The 4 point that are followed are clearly outlined in the programs manual. To help the recovering user remain clean, the handbook also contains tips and exercises that can be used.
The 4-points do not constitute a Program. A participant may deal with points in any order depending on what he or she needs.
If you or a loved one has participated in a 12-step program and found it unhelpful you will find SMART to be a better alternative for you. Get the help you need finding a SMART meeting close to you call 0800 246 1509.
- Building And Maintaining Motivation
- Achieving recovery that lasts will depend on whether or not the recovering addict is willing to remain sober.
- Participants are encouraged to make a list of priorities and weigh the costs and benefits of using the drugs versus being sober.
- Coping With The Urges
- The triggers behind the urge to use is what the second point focuses on.
- Changing their thoughts and activities are some of the techniques used to overcome these desires.
- Also, participants find and cope with irrational visions of urges to use the substance.
- Controlling Actions, Reactions And Reflections
- In point three, one is taught how to bring the mind, emotions, and actions under control to avoid yielding to cravings and falling back to drug abuse.
- The feeling of loneliness and despair can be contained by the addict themselves.
- Living A Balanced Life
- It requires commitment in order for the addict to get back to living a normal kind of life.
- It is crucial for a successful recovery that the person learns how to live a healthy and sober life.
- At this point, the recovering user will need to make a note of the things that matter to them.
- The future is approached realistically by setting out attainable goals and milestones.
Comparison To The 12 Stage Plans

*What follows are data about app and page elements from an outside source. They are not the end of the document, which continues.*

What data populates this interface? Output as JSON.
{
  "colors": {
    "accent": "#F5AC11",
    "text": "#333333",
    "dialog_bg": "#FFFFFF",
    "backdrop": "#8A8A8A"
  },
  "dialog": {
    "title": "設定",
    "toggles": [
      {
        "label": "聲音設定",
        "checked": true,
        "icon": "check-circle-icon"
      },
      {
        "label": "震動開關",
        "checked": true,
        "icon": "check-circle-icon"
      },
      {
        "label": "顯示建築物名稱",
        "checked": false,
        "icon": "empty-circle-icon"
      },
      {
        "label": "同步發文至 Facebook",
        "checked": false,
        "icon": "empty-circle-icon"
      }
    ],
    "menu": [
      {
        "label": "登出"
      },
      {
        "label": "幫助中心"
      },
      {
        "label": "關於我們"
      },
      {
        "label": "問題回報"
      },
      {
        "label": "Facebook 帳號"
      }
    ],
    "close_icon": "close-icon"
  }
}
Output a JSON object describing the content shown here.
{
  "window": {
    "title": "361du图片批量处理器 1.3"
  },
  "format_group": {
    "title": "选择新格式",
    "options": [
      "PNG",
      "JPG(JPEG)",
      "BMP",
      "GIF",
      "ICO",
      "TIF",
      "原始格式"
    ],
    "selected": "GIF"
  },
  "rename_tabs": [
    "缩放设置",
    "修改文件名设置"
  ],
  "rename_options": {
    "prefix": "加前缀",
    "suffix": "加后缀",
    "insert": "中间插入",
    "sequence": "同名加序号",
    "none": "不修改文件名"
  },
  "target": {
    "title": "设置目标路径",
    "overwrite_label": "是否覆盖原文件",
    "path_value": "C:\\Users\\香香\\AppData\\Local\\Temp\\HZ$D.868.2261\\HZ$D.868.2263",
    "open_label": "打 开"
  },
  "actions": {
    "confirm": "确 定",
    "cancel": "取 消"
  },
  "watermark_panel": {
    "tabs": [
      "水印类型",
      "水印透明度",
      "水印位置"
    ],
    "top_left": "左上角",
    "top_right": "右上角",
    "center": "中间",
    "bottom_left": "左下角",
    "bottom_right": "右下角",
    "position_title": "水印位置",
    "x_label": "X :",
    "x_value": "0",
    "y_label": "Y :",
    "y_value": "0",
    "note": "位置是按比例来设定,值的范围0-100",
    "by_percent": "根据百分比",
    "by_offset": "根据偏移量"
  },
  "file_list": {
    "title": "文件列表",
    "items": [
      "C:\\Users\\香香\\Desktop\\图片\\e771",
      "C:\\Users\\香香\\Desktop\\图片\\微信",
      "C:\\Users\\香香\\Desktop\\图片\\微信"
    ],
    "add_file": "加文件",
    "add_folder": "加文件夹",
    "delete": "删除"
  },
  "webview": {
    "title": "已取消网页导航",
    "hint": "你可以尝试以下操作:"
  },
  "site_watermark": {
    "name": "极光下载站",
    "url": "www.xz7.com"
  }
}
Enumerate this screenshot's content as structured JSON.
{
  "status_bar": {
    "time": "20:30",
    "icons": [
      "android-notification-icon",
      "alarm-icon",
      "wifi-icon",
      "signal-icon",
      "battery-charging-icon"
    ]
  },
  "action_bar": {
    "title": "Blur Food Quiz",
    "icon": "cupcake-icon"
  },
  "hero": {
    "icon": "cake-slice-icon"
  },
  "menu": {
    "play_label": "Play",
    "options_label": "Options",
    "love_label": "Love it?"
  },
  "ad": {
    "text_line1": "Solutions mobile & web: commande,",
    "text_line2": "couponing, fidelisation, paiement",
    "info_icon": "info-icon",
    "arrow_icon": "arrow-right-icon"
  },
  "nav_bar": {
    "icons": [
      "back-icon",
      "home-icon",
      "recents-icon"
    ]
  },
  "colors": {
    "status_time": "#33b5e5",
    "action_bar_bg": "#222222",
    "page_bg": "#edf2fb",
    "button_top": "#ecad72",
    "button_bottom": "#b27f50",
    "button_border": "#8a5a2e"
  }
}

The SMART 4-Point and the 12-Step programs do share some similar approaches. Both aim at helping substance addicted patients quit the habits. Both programs are private ones, which means that each participant 's identity stays within the group. The objectives have been realized in both of them.
The basic difference between SMART and 12-step programs is in how these program define addiction.
The people that are dependant on the drugs are not said to be "addicts" in the SMART program. The reason why these labels are avoided is because they are seen as counterproductive and even discouraging. In SMART, recovery is for a set time, not a lifetime. Participants can consider themselves as graduated from recovery to begin a new and a healthy life.
Sometimes, people do not join a 12-step group on their own accord simply because they don't like the idea of admitting their powerlessness and submitting to some higher power. It is the willingness of a person to overcome the dependence that is used in the SMART program.
There is always help for participants in both the programs. It's up for the particular individual to decide which one will be most helpful for him or her. In the words written in the SMART Recovery Handbook, "What works for one person in one situation may not work for another in the same situation."
Qualifying For The Programme
The unique feature of SMART is that its participants are able to "graduate" from recovery. Despite the understanding that relapses can occur SMART does not consider a relapse as an essential part of the recovery process.
According to SMART, the participants don't feel the urge to use at the end of the program and they have total control over their lives.
Participants of SMART when they have reached the final stage will be considered as having the skills needed to maintain a sober life.
Is Smart Right For You
Anyone suffering from any addiction can benefit from SMART. It also helps those battling behaviour issues such as gambling or eating disorders. Benefits can also be derived by people who are suffering from mental disorders, which are co-occurring such as depression.